For Immediate Release 
August 22, 2022

ContactsKarla BoydJim Britt

Maine Collecting Unwanted Pesticides Free of Charge

Augusta, MAINE – The Obsolete Pesticide Collection Program protects Maine’s natural resources and prevents agriculture pollution by promoting the safe and proper disposal of outdated, unused, or unwanted pesticides. The program is made possible by the Maine Department of Agriculture, Conservation and Forestry’s Board of Pesticides Control (BPC) and the Maine Department of Environmental Protection. The program is open to homeowners and family-owned farms who are encouraged to bring unwanted pesticides— including herbicides, insecticides, rodenticides, fungicides, and similar products used in agricultural production or around the home to collection sites in Presque Isle, Bangor, Augusta, and Portland.

  • The next obsolete pesticide collection days will be held during October 2022, one day each in Presque Isle, Bangor, Augusta, and Portland.
  • More details coming soon, including drop-off locations.
  • Pre-registration is required by September 26 to participate, drop-ins are not permitted. 

Details including registering and supplying the obsolete pesticides inventory form, a list of banned and unusable products, storage and transportation guidelines, other disposal options are found on the BPC website

About Maine’s Obsolete Pesticide Collection Program
Removal of obsolete and unwanted pesticides is important for protecting the public, wildlife, and environmental health. Improper pesticide handling and disposal, such as placing it in the trash or pouring it down the drain, can contaminate land and water resources. The Maine Obsolete Pesticide Collection Program ensures that they are handled properly. Since 1982, the program has saved more than 250,000 lbs. of pesticides from entering the waste stream.

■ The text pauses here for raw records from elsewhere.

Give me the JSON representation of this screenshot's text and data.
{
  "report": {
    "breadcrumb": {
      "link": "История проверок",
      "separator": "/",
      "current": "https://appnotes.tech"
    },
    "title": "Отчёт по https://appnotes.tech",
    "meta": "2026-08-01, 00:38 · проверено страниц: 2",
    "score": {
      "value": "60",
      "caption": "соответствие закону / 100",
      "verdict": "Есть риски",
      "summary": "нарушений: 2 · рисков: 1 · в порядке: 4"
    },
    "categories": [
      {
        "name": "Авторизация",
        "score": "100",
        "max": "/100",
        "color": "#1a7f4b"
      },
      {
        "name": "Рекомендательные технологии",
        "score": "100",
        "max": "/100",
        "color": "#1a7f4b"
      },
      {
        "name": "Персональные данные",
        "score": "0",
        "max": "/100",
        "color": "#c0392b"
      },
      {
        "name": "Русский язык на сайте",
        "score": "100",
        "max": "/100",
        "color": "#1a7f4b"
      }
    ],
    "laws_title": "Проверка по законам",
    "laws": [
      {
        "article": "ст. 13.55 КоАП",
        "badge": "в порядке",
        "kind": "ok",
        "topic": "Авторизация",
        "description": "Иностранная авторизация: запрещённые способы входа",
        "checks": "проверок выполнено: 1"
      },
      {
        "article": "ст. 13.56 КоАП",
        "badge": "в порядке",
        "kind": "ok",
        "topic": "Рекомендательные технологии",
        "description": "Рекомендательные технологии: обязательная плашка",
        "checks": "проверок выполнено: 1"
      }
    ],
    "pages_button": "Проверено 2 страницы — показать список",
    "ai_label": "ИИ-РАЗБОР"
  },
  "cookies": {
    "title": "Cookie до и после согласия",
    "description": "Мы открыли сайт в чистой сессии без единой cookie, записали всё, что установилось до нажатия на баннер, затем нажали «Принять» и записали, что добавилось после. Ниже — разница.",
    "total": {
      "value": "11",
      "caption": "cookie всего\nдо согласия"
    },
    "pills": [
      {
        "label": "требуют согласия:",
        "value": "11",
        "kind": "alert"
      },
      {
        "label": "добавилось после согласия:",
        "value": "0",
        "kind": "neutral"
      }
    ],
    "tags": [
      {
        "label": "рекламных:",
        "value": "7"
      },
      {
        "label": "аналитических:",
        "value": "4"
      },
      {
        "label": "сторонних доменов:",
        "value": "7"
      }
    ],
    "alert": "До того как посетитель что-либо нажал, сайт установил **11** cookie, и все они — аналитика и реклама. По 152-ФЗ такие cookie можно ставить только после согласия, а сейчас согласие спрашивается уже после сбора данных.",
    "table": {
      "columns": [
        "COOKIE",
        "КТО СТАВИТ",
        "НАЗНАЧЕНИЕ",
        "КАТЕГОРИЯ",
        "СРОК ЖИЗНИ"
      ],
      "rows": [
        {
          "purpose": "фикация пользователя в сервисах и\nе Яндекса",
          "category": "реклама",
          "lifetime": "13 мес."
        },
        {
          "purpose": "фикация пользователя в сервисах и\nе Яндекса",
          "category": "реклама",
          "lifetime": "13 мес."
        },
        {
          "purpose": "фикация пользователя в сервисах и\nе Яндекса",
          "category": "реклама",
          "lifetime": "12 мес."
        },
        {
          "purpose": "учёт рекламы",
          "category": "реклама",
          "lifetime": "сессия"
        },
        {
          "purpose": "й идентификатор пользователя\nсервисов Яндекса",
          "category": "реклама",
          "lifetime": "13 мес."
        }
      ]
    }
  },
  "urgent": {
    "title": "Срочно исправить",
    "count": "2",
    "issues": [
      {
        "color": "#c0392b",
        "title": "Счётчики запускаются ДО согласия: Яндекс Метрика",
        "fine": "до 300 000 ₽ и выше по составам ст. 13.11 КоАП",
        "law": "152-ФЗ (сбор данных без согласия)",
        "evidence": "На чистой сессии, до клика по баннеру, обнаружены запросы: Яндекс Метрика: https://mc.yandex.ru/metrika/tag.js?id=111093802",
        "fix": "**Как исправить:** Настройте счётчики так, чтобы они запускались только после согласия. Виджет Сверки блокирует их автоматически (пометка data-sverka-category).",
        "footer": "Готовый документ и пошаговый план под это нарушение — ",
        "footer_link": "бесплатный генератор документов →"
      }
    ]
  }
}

Collected pesticides are taken to licensed, out-of-state disposal facilities by the federal Environmental Protection Agency. Learn more on

Photo courtesy: Maine Board of Pesticides Control